Half of U.S. waters don’t meet law’s base standards: report

By Hannah Northey | 03/17/2022 01:28 PM EDT

Cement Creek, which was flooded with millions of gallons of mining wastewater, was pictured on August 11, 2015, where it meets with the Animas River in Silverton, Colo.

Cement Creek, which was flooded with millions of gallons of mining wastewater, was pictured on August 11, 2015, where it meets with the Animas River in Silverton, Colo. Theo Stroomer/Getty Images

This story was updated at 3:05 p.m. EDT.

A lack of federal enforcement, outdated pollution standards and chronic budget cuts have kept EPA and states from reaching ambitious goals under the Clean Water Act for cleaning up U.S. waterways five decades after the landmark law was enacted, according to a new report.

Despite EPA’s vow to ensure “fishable, swimmable” waters across the nation by 1983 and eliminate pollution flowing into navigable waters by 1985, an analysis of recent data released today shows the agency has not met those Clean Water Act obligations.


“Today, almost four decades after the Clean Water Act’s deadline for ‘fishable and swimmable’ waters across the U.S., 50 percent of assessed river and stream miles across the U.S. — more than 700,000 miles of waterways — remain impaired with pollution, as well as 55 percent of lake acres and 25 percent of estuary miles,” wrote authors from the Environmental Integrity Project, a nonprofit launched by former EPA attorneys in 2002.

An EPA spokesperson said the agency is aware of and reviewing the report.

Overall, the report shows that more than half the nation’s lake acres that have been studied in recent years and 25 percent of the assessed bays and estuaries are impaired, meaning they cannot be used safely for one or more public uses, including swimming, fishing or as a source of drinking water.

Indiana, according to the analysis, has the most impaired river and stream miles out of all states, followed closely by Oregon, South Carolina, Michigan and California.

Comparatively, Florida ranks first in the nation for total acres of lakes classified as impaired for swimming and aquatic life — or 873,340 acres — and second for total lake acres listed as impaired for any use, according to the report.

But authors of the study also warned that key data is missing from states where funding for environmental monitoring has been slashed in recent years.

“The true extent of the nation’s water pollution is unknown because few states monitor all their waterways,” they wrote. “Due to limited funding and budget cuts, many state environmental agencies do not have the staff to test all their waters within mandated time periods — usually between six and 10 years, depending on state rules.”

Exactly what’s plaguing the nation’s waterways ranges from toxins and runoff to warming weather, authors told reporters during a call today.
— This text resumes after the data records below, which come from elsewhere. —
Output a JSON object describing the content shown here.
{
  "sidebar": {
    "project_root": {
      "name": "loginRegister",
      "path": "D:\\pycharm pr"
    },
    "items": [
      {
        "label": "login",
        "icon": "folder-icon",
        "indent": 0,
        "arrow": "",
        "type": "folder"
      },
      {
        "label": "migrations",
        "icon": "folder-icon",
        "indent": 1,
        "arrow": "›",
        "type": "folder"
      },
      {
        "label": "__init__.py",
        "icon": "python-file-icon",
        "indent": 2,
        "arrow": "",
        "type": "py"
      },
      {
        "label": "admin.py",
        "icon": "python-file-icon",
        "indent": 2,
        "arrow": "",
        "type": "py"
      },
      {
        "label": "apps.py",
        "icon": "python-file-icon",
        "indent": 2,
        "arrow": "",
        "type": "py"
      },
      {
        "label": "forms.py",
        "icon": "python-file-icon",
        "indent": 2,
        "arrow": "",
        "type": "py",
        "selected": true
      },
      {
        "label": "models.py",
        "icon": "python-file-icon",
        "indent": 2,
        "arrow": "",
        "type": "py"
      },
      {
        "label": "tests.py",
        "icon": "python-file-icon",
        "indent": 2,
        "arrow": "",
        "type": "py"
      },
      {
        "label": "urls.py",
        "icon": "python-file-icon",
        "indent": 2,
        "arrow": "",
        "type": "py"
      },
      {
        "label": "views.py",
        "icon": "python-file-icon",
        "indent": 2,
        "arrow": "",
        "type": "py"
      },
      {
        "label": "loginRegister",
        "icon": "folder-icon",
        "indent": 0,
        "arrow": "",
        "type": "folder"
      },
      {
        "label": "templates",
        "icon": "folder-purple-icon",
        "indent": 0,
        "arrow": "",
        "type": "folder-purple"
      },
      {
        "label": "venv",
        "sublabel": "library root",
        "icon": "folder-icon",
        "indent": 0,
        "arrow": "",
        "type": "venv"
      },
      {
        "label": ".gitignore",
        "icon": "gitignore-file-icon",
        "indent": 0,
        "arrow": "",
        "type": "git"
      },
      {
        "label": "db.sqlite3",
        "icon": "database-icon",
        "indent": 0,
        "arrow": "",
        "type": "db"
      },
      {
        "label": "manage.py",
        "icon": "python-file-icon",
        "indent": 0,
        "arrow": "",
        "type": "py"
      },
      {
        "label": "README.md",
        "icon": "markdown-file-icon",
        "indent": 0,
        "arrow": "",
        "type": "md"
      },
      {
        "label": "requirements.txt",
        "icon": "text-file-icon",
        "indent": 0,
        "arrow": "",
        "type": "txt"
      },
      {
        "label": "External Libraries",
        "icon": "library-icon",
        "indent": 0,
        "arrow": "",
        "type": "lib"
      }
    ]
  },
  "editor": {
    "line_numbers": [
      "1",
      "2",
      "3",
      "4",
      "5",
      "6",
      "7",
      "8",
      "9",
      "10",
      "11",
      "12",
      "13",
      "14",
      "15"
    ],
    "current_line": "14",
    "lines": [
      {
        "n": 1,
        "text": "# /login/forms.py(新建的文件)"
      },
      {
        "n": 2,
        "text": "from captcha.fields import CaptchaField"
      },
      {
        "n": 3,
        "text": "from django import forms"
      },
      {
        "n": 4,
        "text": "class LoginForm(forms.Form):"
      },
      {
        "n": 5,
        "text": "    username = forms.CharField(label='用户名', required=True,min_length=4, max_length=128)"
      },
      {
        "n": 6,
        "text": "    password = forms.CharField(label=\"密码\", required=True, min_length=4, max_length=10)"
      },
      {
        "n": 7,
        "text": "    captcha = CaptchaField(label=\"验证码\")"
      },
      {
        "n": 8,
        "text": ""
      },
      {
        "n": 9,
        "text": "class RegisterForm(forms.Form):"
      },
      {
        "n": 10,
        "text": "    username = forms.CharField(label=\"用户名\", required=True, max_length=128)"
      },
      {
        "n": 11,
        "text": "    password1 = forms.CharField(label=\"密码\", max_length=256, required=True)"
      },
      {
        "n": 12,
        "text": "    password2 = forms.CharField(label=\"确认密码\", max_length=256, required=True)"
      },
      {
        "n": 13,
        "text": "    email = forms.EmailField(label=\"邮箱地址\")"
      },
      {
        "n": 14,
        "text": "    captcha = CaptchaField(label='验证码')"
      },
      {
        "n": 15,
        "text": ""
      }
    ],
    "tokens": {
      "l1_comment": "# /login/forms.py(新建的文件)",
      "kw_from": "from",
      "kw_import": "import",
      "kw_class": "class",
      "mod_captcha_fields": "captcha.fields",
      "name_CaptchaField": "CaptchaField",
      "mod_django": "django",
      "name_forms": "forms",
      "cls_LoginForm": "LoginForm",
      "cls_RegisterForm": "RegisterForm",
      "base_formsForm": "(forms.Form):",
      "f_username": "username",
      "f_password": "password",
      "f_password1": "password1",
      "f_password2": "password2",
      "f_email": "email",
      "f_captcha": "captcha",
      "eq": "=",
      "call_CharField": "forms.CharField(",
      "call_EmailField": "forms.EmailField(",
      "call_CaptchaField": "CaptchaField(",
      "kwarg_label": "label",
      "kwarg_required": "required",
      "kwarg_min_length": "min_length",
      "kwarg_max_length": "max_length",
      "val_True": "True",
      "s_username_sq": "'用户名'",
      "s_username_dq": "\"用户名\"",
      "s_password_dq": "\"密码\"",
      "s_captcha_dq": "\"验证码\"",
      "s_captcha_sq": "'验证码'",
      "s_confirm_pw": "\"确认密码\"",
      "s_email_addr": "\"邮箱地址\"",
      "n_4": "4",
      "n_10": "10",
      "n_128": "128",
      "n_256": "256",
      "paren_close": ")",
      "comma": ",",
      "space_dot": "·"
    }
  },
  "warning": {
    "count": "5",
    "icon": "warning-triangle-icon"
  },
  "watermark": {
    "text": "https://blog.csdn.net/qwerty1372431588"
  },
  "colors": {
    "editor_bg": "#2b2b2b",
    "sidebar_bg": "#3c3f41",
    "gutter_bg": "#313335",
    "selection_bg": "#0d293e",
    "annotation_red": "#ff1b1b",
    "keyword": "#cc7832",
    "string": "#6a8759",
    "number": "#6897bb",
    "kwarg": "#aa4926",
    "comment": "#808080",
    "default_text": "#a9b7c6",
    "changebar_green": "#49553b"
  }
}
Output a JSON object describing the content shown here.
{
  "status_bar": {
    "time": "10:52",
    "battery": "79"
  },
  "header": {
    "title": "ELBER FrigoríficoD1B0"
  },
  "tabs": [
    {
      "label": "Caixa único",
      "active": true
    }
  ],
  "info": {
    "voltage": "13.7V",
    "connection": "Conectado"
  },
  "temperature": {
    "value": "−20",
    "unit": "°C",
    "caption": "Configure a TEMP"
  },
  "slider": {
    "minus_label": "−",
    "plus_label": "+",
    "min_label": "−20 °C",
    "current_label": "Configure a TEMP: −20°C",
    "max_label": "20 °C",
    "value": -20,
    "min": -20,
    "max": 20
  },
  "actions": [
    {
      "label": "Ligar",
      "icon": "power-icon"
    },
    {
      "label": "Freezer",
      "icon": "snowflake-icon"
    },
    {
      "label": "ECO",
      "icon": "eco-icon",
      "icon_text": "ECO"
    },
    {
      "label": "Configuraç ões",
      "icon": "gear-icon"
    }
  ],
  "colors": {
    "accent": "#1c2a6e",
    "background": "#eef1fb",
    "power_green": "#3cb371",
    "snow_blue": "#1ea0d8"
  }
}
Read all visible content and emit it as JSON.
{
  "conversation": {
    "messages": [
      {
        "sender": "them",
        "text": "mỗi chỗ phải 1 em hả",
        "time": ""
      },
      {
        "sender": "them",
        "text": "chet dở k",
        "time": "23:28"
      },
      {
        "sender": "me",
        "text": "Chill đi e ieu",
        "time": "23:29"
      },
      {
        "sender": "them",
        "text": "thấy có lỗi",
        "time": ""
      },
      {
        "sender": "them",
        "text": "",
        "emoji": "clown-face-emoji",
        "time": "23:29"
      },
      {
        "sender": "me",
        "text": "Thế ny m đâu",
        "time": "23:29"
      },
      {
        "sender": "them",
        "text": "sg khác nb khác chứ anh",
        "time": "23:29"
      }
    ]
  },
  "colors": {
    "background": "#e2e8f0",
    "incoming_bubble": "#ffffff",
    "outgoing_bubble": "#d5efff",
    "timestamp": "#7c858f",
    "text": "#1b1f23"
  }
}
Eric Schaeffer, EIP’s executive director and former director of civil enforcement at EPA, said climate change is a major factor in states like Oregon where a number of streams are impaired because they’ve gotten too warm, while states like Indiana are facing a deluge of agricultural and industrial runoff but also took a closer look than other states at waterways there.

“This is an area where the more you look, the more you’ll find,” said Schaeffer.

EIP laid out seven recommendations for boosting the effectiveness of the Clean Water Act both at EPA and on Capitol Hill.

Schaeffer said EPA and states need better tools to enforce the Clean Water Act, including “more funding, stronger enforcement, and better control of farm runoff to clean up waters that are still polluted after half a century.”

EPA must more frequently update technology-based limits for industry water pollution control systems, the authors wrote. “Despite a legal mandate for reviews of these discharge limits at least every five years, highly-polluting industries like chemical manufacturing have not had their standards updated since the 1970s — back when ‘modern’ technology meant computers with floppy disks,” the authors wrote.

By 2022, two-thirds of EPA’s industry-specific water pollution limits have not been updated in more than three decades, according to the report, even though the Clean Water Act requires such reviews every five years to keep pace with advances in treatment technology. EIP said the lack of current standards translates into more pollution from oil refineries, chemical plants, slaughterhouses and other industries.

The authors also called on Congress to strengthen the Clean Water Act by closing its loophole for agricultural runoff and other “non-point” sources of pollution, which they said are by far the largest sources of impairments in waterways across the U.S. According to the report, the Clean Water Act never contained explicit controls for runoff or “non-point source” pollution from farms, suburban lawns and parking lots, with Congress instead deferring to states to tackle the problem.

Congress and EPA, EIP said, must also impose more consistent, universal guidelines for waterway impairment designations for states and make it easier to enforce tens of thousands of pollution diets or “total maximum daily loads” across the nation.

States on tap to receive funds through the $1.2 trillion bipartisan infrastructure law should also target that money to controlling water pollution, while Congress and states should boost funding for EPA and state environmental agency staff needed to measure and address water pollution.

Lastly, authors called on EPA to set interim goals to achieve 100 percent “fishable and swimmable,” as well as enforceable plans.